What to do: Pull every line that includes the word "status" from the data.

Data for this task:
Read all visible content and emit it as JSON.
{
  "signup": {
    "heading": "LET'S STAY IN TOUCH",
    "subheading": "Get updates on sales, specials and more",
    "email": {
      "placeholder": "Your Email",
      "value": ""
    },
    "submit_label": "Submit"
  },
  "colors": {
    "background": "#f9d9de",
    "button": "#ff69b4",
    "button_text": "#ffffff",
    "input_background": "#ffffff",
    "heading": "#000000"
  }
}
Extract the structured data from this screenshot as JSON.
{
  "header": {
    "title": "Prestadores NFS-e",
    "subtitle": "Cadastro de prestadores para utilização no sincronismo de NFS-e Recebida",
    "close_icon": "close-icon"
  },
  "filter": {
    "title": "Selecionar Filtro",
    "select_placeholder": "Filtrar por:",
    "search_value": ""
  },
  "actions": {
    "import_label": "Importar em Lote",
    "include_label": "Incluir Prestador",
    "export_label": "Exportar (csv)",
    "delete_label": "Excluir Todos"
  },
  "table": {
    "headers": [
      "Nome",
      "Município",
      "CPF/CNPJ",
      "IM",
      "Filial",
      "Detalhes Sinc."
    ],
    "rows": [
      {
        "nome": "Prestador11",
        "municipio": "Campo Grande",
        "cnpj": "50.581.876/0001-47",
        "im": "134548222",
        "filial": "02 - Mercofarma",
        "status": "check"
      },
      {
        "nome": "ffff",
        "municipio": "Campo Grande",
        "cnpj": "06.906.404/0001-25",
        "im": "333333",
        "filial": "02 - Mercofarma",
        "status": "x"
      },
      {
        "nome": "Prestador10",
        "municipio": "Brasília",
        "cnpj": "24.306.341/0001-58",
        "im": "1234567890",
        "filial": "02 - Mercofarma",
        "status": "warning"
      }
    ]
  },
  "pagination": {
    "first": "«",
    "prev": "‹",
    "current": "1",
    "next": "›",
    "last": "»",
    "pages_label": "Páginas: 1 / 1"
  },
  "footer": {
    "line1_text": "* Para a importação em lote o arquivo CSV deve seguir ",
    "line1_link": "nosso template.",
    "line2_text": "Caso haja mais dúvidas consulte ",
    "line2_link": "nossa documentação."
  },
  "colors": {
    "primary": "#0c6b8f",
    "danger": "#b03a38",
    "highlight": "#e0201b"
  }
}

Exercise result:
        "status": "check"
        "status": "x"
        "status": "warning"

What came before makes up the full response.